» **Task requirements**:
Using the entries that follow, count the lines containing the word "warning" and give that number by itself.
== Segment start ==
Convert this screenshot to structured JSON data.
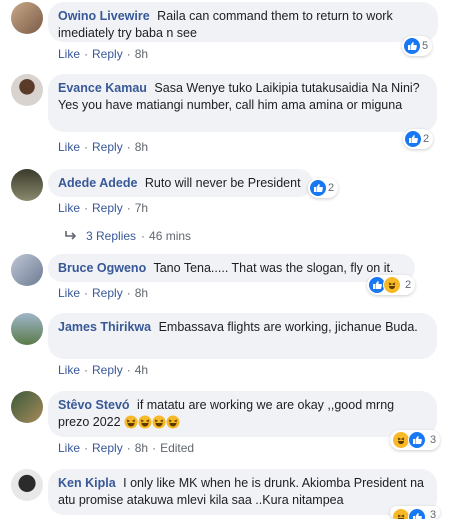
{
  "action_labels": {
    "like": "Like",
    "reply": "Reply",
    "separator": "·"
  },
  "comments": [
    {
      "author": "Owino Livewire",
      "text": "Raila can command them to return to work imediately try baba n see",
      "time": "8h",
      "reaction_count": "5",
      "reactions": [
        "like"
      ]
    },
    {
      "author": "Evance Kamau",
      "text": "Sasa Wenye tuko Laikipia tutakusaidia Na Nini? Yes you have matiangi number, call him ama amina or miguna",
      "time": "8h",
      "reaction_count": "2",
      "reactions": [
        "like"
      ]
    },
    {
      "author": "Adede Adede",
      "text": "Ruto will never be President",
      "time": "7h",
      "reaction_count": "2",
      "reactions": [
        "like"
      ]
    },
    {
      "author": "Bruce Ogweno",
      "text": "Tano Tena..... That was the slogan, fly on it.",
      "time": "8h",
      "reaction_count": "2",
      "reactions": [
        "like",
        "haha"
      ]
    },
    {
      "author": "James Thirikwa",
      "text": "Embassava flights are working, jichanue Buda.",
      "time": "4h",
      "reaction_count": "",
      "reactions": []
    },
    {
      "author": "Stêvo Stevó",
      "text": "if matatu are working we are okay ,,good mrng prezo 2022",
      "time": "8h",
      "edited": "Edited",
      "reaction_count": "3",
      "reactions": [
        "haha",
        "like"
      ]
    },
    {
      "author": "Ken Kipla",
      "text": "I only like MK when he is drunk. Akiomba President na atu promise atakuwa mlevi kila saa ..Kura nitampea",
      "time": "",
      "reaction_count": "3",
      "reactions": [
        "haha",
        "like"
      ]
    }
  ],
  "replies_link": {
    "label": "3 Replies",
    "time": "46 mins"
  },
  "colors": {
    "link": "#385898",
    "bubble": "#f0f2f5",
    "like": "#1877f2",
    "haha": "#f7b928",
    "meta": "#606770"
  }
}
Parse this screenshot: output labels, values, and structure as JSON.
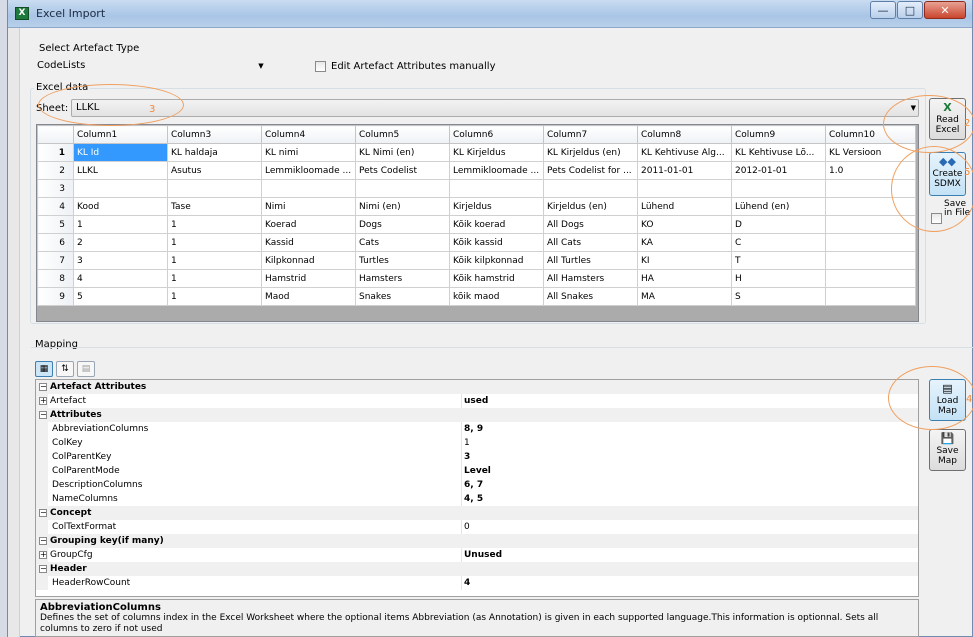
{
  "window": {
    "title": "Excel Import",
    "title_icon": "excel-icon",
    "buttons": [
      "minimize",
      "maximize",
      "close"
    ]
  },
  "artefact": {
    "label": "Select Artefact Type",
    "selected": "CodeLists",
    "edit_manually_label": "Edit Artefact Attributes manually"
  },
  "excel": {
    "group_label": "Excel data",
    "sheet_label": "Sheet:",
    "sheet_value": "LLKL",
    "columns": [
      "Column1",
      "Column3",
      "Column4",
      "Column5",
      "Column6",
      "Column7",
      "Column8",
      "Column9",
      "Column10"
    ],
    "rows": [
      {
        "num": "1",
        "cells": [
          "KL Id",
          "KL haldaja",
          "KL nimi",
          "KL Nimi (en)",
          "KL Kirjeldus",
          "KL Kirjeldus (en)",
          "KL Kehtivuse Alg...",
          "KL Kehtivuse Lõ...",
          "KL Versioon"
        ]
      },
      {
        "num": "2",
        "cells": [
          "LLKL",
          "Asutus",
          "Lemmikloomade ...",
          "Pets Codelist",
          "Lemmikloomade ...",
          "Pets Codelist for ...",
          "2011-01-01",
          "2012-01-01",
          "1.0"
        ]
      },
      {
        "num": "3",
        "cells": [
          "",
          "",
          "",
          "",
          "",
          "",
          "",
          "",
          ""
        ]
      },
      {
        "num": "4",
        "cells": [
          "Kood",
          "Tase",
          "Nimi",
          "Nimi (en)",
          "Kirjeldus",
          "Kirjeldus (en)",
          "Lühend",
          "Lühend (en)",
          ""
        ]
      },
      {
        "num": "5",
        "cells": [
          "1",
          "1",
          "Koerad",
          "Dogs",
          "Kõik koerad",
          "All Dogs",
          "KO",
          "D",
          ""
        ]
      },
      {
        "num": "6",
        "cells": [
          "2",
          "1",
          "Kassid",
          "Cats",
          "Kõik kassid",
          "All Cats",
          "KA",
          "C",
          ""
        ]
      },
      {
        "num": "7",
        "cells": [
          "3",
          "1",
          "Kilpkonnad",
          "Turtles",
          "Kõik kilpkonnad",
          "All Turtles",
          "KI",
          "T",
          ""
        ]
      },
      {
        "num": "8",
        "cells": [
          "4",
          "1",
          "Hamstrid",
          "Hamsters",
          "Kõik hamstrid",
          "All Hamsters",
          "HA",
          "H",
          ""
        ]
      },
      {
        "num": "9",
        "cells": [
          "5",
          "1",
          "Maod",
          "Snakes",
          "kõik maod",
          "All Snakes",
          "MA",
          "S",
          ""
        ]
      }
    ]
  },
  "side_buttons": {
    "read_excel": "Read Excel",
    "create_sdmx": "Create SDMX",
    "save_in_file": "Save in File",
    "load_map": "Load Map",
    "save_map": "Save Map"
  },
  "annotations": [
    "3",
    "2",
    "5",
    "4"
  ],
  "mapping": {
    "label": "Mapping",
    "properties": [
      {
        "kind": "cat",
        "expander": "⊟",
        "name": "Artefact Attributes"
      },
      {
        "kind": "item",
        "expander": "⊞",
        "name": "Artefact",
        "value": "used",
        "bold": true
      },
      {
        "kind": "cat",
        "expander": "⊟",
        "name": "Attributes"
      },
      {
        "kind": "item",
        "name": "AbbreviationColumns",
        "value": "8, 9",
        "bold": true
      },
      {
        "kind": "item",
        "name": "ColKey",
        "value": "1",
        "bold": false
      },
      {
        "kind": "item",
        "name": "ColParentKey",
        "value": "3",
        "bold": true
      },
      {
        "kind": "item",
        "name": "ColParentMode",
        "value": "Level",
        "bold": true
      },
      {
        "kind": "item",
        "name": "DescriptionColumns",
        "value": "6, 7",
        "bold": true
      },
      {
        "kind": "item",
        "name": "NameColumns",
        "value": "4, 5",
        "bold": true
      },
      {
        "kind": "cat",
        "expander": "⊟",
        "name": "Concept"
      },
      {
        "kind": "item",
        "name": "ColTextFormat",
        "value": "0",
        "bold": false
      },
      {
        "kind": "cat",
        "expander": "⊟",
        "name": "Grouping key(if many)"
      },
      {
        "kind": "item",
        "expander": "⊞",
        "name": "GroupCfg",
        "value": "Unused",
        "bold": true
      },
      {
        "kind": "cat",
        "expander": "⊟",
        "name": "Header"
      },
      {
        "kind": "item",
        "name": "HeaderRowCount",
        "value": "4",
        "bold": true
      }
    ],
    "description_title": "AbbreviationColumns",
    "description_text": "Defines the set of columns index in the Excel Worksheet where the optional items Abbreviation (as Annotation) is given in each supported language.This information is optionnal. Sets all columns to zero if not used"
  }
}
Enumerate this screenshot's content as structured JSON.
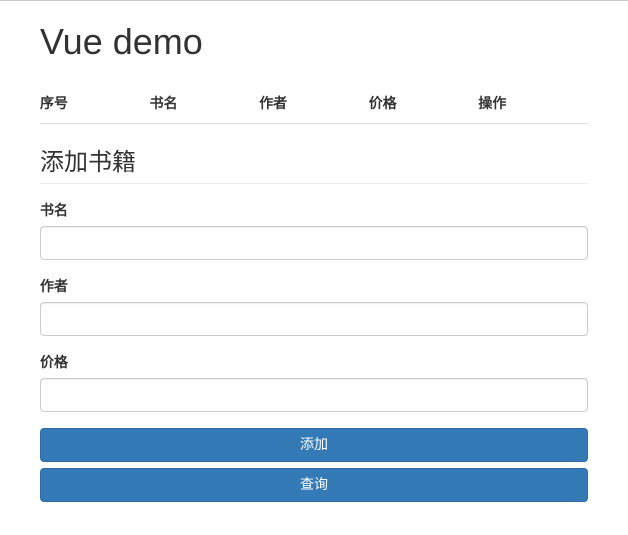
{
  "header": {
    "title": "Vue demo"
  },
  "table": {
    "columns": [
      "序号",
      "书名",
      "作者",
      "价格",
      "操作"
    ]
  },
  "form": {
    "title": "添加书籍",
    "fields": {
      "bookName": {
        "label": "书名",
        "value": ""
      },
      "author": {
        "label": "作者",
        "value": ""
      },
      "price": {
        "label": "价格",
        "value": ""
      }
    },
    "buttons": {
      "add": "添加",
      "search": "查询"
    }
  }
}
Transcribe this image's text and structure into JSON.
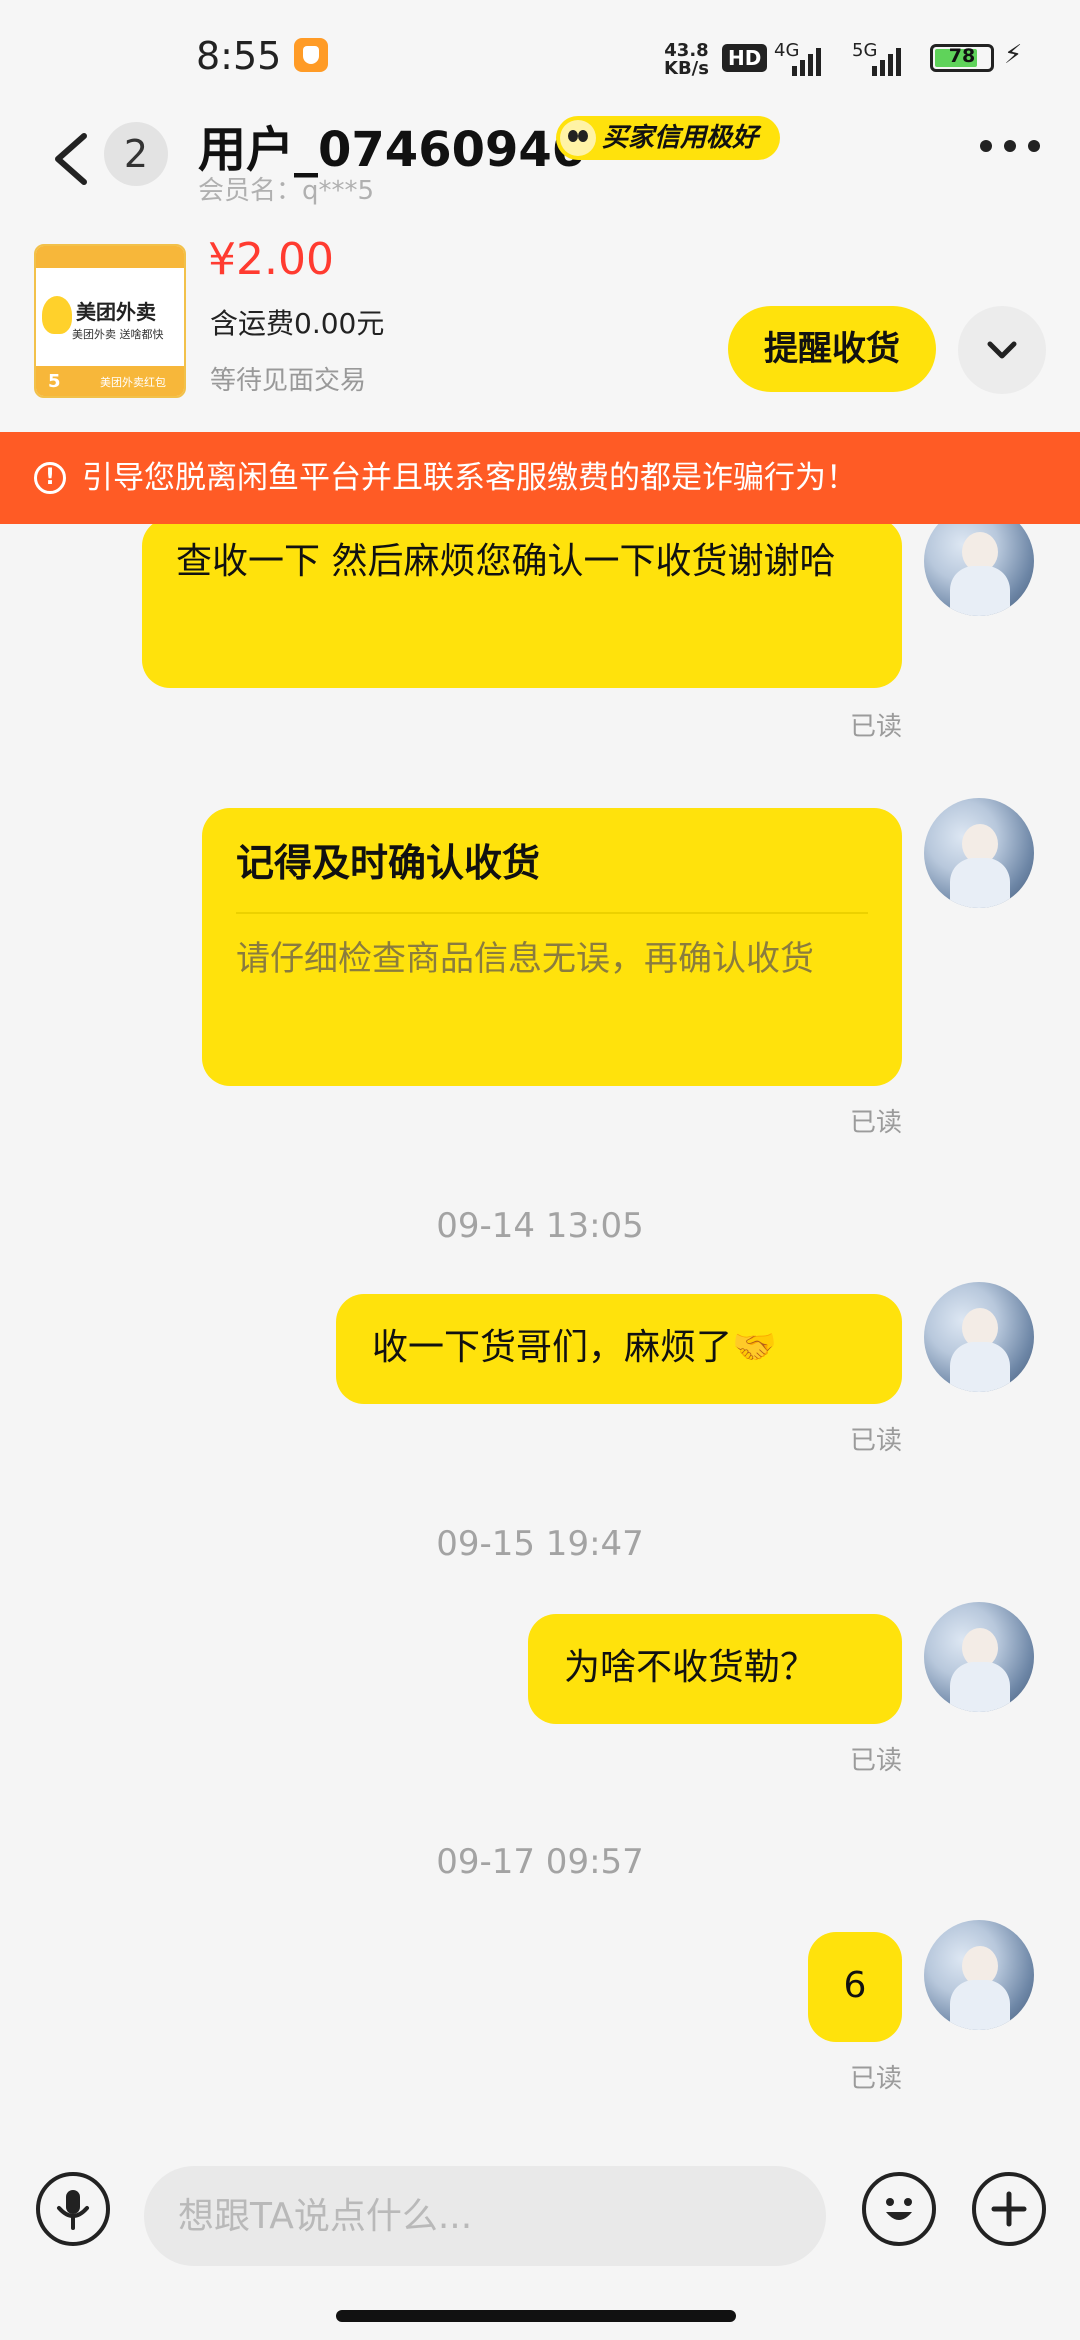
{
  "status_bar": {
    "time": "8:55",
    "speed_value": "43.8",
    "speed_unit": "KB/s",
    "hd_label": "HD",
    "net_a": "4G",
    "net_b": "5G",
    "battery": "78",
    "battery_level": 0.78
  },
  "header": {
    "unread_count": "2",
    "title": "用户_07460946",
    "credit_badge": "买家信用极好",
    "member_label": "会员名：q***5"
  },
  "product": {
    "thumb_brand": "美团外卖",
    "thumb_slogan": "美团外卖 送啥都快",
    "thumb_num": "5",
    "thumb_bottom": "美团外卖红包",
    "price": "¥2.00",
    "shipping": "含运费0.00元",
    "status": "等待见面交易",
    "remind_label": "提醒收货"
  },
  "warning": {
    "text": "引导您脱离闲鱼平台并且联系客服缴费的都是诈骗行为！"
  },
  "messages": {
    "m1": {
      "text": "查收一下 然后麻烦您确认一下收货谢谢哈",
      "read": "已读"
    },
    "m2": {
      "title": "记得及时确认收货",
      "desc": "请仔细检查商品信息无误，再确认收货",
      "read": "已读"
    },
    "t1": "09-14 13:05",
    "m3": {
      "text": "收一下货哥们，麻烦了🤝",
      "read": "已读"
    },
    "t2": "09-15 19:47",
    "m4": {
      "text": "为啥不收货勒？",
      "read": "已读"
    },
    "t3": "09-17 09:57",
    "m5": {
      "text": "6",
      "read": "已读"
    }
  },
  "input": {
    "placeholder": "想跟TA说点什么...",
    "value": ""
  },
  "colors": {
    "accent": "#ffe20c",
    "warning": "#ff5b25",
    "price": "#ff3b30"
  },
  "icons": [
    "back-icon",
    "more-icon",
    "chevron-down-icon",
    "warning-icon",
    "microphone-icon",
    "emoji-icon",
    "plus-icon"
  ]
}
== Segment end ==
» **Output for this exercise**:
3